I learned a lot of things—structuring employment, compliance, operational systems, finance, taxes… there’s a learning curve to adopt, for sure. But I persevered through it, and [that] enabled me to be able to start Nuvata and make it what it is today.
What do you think the advantages of starting young are?
The common denominator between my conversations with entrepreneurs that are much older than me is that they are more risk-averse. At a younger age, you have the ability to take more risks… but at the same time, you have to be calculated with those risks.
I was wondering [how] you see the future of the cannabis industry.
Accessibility is going to increase, for sure. A lot of these cities are adopting cannabis sales as part of their ordinance, and I think COVID played a big factor in expediting that process.
Cities [are starting] to look at cannabis as another means of tax revenue… I think you’re going to see a lot more storefronts opening up over time, but it’s going to get to a climax where there’s going to be saturation… but who knows when that’s going to take place?
How do you see these industry changes affecting Nuvata?
We’re seeing consumer buying patterns changing… New consumers and consumers that don’t really participate often, I think they’ve graduated to become seasoned consumers. Their tolerance with [THC] increases, so they’re more inclined to go for the high-potency stuff.
So, I read that you recently became a father. Congratulations!
How has parenthood changed your life so far?
Oh, it’s just taken a 180-turn for me, for sure. You’re living for someone else, and you have an immense responsibility. There’s just a level of character development that takes place when you become a parent… I’ve become a better person… more mindful of my actions.
You have to lead by example, because you have you have your own blood watching you all the time, and you know he’s going to become a replica of you (or she’s going to become a replica of you) to a certain extent… I would want my son to be a better version of myself.
Ah, my heart! A different family-related question—so you mentioned that you had to win over your conservative Asian family. How did that go, and do you have advice for other people who have to do the same?
Well, I think I had it much easier—my father’s fantastic. My father and I, we’re not too far off in age. He had me when he was 24 years old… right now, we have this relationship more so like brothers, like friends.
Around the time when Proposition 64 came in place, he really saw the opportunity. He’s an open-minded person; he lived in America for 25 years. He said, you know, if this is something that I want to pursue, he’s OK with it. He thinks it’s a good opportunity [and] he believes in the industry, [so he] gave me the green light.
The advice I have for people that don’t have it as easy is [to] be transparent… You have to be able to understand their thought process and really understand how to rationalize it with them… [be] mindful of how you break it down to your parents.
You want them to understand why you’re doing this… they’re your parents; they’re always going to believe in you and love you, and they’re probably going to go for it.

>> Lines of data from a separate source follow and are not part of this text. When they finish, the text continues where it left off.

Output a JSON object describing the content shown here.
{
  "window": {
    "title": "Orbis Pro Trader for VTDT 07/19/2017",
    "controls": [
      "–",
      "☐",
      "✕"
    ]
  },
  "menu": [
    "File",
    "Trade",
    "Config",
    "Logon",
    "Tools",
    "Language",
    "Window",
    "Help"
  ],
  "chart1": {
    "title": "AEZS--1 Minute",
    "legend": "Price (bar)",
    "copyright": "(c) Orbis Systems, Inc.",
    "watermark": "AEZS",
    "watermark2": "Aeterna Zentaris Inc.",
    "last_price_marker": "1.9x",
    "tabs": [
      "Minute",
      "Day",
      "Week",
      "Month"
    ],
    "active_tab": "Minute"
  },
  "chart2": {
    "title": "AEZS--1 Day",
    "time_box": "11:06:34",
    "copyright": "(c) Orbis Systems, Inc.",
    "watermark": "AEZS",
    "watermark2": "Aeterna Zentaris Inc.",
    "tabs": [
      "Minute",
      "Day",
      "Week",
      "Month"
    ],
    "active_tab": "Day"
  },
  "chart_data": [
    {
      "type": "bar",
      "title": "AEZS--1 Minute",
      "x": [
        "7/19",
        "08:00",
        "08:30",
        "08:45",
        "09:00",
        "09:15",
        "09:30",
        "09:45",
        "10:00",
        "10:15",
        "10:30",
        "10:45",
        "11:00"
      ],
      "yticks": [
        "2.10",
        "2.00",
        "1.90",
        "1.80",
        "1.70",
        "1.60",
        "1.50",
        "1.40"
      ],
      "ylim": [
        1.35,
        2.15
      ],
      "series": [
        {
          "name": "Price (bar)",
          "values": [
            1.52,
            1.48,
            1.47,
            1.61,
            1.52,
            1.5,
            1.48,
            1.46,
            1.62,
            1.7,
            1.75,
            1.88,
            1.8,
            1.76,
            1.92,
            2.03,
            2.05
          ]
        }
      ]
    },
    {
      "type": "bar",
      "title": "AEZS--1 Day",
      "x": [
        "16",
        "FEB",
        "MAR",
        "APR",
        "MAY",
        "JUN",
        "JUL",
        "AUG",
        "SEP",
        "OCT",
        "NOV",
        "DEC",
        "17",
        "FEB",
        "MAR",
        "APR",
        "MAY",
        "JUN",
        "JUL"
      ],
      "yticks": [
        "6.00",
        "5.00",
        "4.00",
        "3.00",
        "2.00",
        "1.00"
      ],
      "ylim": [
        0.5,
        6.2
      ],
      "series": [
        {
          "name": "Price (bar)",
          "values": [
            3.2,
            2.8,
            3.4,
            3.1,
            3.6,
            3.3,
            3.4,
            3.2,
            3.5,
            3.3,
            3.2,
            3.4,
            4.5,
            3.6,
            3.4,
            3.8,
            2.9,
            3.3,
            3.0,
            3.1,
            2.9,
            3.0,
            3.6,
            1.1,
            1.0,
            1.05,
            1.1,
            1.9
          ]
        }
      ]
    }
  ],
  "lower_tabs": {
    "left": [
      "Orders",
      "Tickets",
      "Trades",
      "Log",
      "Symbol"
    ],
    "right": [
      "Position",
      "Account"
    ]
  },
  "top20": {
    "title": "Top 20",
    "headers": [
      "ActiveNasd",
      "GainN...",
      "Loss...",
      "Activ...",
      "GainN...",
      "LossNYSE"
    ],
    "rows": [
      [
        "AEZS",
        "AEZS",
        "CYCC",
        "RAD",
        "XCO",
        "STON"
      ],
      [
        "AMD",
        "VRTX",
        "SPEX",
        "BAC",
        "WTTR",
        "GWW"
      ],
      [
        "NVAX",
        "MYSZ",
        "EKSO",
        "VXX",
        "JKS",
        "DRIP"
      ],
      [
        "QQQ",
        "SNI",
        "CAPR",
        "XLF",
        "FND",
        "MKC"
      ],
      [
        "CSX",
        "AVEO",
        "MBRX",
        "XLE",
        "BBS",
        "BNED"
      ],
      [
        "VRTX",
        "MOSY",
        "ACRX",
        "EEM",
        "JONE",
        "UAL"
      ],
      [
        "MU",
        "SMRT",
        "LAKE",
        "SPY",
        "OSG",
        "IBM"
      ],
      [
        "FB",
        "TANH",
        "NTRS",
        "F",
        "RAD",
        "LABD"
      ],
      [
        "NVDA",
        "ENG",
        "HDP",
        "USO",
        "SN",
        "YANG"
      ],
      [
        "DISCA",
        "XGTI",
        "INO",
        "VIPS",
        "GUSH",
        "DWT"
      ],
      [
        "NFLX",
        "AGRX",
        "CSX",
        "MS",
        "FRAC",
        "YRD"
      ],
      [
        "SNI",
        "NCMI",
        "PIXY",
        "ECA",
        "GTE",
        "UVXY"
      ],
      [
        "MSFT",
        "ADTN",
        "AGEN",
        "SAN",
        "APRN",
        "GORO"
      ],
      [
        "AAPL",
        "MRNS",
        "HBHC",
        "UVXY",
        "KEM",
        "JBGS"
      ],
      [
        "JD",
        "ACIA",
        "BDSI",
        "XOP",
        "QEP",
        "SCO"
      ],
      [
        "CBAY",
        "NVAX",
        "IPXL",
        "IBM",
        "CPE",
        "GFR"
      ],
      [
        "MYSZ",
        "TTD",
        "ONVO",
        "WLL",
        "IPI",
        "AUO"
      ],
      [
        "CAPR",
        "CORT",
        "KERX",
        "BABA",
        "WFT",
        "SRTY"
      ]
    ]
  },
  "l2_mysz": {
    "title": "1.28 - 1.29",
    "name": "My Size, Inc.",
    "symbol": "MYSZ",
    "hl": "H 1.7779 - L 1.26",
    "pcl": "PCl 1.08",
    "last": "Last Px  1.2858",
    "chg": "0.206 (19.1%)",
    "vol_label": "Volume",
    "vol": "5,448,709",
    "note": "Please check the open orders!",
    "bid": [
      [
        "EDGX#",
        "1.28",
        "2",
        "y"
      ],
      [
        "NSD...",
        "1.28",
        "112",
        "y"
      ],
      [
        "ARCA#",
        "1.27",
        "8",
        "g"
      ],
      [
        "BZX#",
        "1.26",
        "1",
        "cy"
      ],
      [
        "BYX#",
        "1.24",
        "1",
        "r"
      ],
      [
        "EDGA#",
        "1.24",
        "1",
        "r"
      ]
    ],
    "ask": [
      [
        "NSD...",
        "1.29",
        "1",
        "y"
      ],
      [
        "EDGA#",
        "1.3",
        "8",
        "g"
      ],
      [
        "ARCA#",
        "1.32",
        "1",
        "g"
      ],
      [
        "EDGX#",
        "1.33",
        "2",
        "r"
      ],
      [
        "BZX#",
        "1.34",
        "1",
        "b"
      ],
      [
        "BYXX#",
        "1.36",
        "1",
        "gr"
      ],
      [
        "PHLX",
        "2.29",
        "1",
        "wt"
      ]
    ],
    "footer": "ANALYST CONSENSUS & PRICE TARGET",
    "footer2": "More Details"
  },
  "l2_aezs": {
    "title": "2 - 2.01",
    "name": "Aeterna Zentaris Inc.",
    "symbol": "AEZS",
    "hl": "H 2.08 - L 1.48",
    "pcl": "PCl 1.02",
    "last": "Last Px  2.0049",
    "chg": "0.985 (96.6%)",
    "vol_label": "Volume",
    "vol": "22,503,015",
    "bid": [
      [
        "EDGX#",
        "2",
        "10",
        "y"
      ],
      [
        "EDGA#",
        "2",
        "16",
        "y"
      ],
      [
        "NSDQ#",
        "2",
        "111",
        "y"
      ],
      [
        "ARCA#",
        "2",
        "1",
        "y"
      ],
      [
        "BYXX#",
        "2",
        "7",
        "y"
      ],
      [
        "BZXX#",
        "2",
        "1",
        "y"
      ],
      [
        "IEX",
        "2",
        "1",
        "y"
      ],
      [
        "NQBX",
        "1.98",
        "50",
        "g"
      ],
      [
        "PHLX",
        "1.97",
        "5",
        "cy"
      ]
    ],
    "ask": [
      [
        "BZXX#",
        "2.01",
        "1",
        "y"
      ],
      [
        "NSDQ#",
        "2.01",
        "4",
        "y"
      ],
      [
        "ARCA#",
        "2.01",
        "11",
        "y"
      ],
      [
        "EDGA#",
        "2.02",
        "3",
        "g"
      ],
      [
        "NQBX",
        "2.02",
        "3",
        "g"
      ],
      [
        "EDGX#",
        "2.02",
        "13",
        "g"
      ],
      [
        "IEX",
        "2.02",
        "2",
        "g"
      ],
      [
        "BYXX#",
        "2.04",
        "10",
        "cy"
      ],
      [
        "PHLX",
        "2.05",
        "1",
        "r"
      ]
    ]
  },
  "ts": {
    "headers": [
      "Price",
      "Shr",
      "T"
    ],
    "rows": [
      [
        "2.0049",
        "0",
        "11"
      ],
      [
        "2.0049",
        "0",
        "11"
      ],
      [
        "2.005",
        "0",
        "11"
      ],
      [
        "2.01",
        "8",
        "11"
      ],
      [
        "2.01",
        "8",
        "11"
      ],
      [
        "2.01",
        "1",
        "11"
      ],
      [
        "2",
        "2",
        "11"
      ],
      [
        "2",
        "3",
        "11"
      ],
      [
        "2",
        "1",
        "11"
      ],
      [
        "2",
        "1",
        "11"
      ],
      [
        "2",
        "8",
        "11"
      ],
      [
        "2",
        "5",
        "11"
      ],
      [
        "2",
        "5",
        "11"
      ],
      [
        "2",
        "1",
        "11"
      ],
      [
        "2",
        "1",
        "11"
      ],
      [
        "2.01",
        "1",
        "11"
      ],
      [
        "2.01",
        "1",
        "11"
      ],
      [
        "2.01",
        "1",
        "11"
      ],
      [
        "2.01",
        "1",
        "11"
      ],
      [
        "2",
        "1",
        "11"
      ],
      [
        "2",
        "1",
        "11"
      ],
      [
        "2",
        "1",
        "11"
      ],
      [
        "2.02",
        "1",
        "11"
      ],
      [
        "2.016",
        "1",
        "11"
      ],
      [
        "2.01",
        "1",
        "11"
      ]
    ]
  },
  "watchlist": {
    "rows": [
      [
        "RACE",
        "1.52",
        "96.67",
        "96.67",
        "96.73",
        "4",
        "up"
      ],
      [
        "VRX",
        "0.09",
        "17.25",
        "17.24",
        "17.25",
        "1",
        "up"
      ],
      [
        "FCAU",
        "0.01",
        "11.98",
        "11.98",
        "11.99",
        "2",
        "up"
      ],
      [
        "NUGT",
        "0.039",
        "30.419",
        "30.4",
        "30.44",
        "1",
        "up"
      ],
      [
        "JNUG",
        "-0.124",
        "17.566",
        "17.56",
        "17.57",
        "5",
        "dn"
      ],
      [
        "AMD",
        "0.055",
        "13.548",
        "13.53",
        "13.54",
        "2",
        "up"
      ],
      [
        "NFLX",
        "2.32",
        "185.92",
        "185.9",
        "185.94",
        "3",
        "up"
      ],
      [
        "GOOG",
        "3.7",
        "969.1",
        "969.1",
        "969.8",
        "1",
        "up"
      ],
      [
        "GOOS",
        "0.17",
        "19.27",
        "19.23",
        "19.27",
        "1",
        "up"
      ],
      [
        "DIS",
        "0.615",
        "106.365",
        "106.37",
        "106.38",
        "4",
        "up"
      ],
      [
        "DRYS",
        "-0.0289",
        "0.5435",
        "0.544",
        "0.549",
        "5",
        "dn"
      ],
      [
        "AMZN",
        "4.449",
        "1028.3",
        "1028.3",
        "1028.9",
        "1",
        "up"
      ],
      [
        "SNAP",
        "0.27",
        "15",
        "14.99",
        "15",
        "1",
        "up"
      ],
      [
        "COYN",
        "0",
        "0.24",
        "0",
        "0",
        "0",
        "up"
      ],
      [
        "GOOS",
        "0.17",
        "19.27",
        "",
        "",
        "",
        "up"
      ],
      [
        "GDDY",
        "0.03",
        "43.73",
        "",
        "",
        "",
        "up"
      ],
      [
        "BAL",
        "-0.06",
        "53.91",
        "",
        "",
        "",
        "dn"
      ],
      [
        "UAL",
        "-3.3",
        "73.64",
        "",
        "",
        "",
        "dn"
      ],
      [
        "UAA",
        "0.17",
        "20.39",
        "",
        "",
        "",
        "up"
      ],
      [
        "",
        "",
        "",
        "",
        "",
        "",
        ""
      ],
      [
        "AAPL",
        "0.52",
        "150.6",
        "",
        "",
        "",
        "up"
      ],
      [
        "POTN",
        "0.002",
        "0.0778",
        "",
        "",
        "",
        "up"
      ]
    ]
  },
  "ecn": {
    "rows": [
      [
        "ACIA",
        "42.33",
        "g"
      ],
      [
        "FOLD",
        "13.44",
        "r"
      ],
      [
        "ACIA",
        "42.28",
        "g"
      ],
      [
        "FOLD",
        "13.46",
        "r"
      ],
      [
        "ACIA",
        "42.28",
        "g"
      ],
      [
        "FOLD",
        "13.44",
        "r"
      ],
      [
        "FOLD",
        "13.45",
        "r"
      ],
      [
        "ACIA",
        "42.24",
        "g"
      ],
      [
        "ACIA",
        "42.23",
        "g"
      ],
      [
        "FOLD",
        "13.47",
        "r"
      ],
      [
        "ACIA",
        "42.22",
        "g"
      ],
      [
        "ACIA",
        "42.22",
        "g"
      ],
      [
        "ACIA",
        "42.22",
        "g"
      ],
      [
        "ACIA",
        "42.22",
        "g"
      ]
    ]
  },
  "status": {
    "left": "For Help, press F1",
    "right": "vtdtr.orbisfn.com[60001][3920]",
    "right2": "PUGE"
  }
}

Thank you so much.
Yeah! I just want to express my gratitude to you, to People’s, to the entire management team there, to all the budtenders, to the owner, Bernard… we’re excited for you to launch your new locations, and we’re grateful to be part of the process.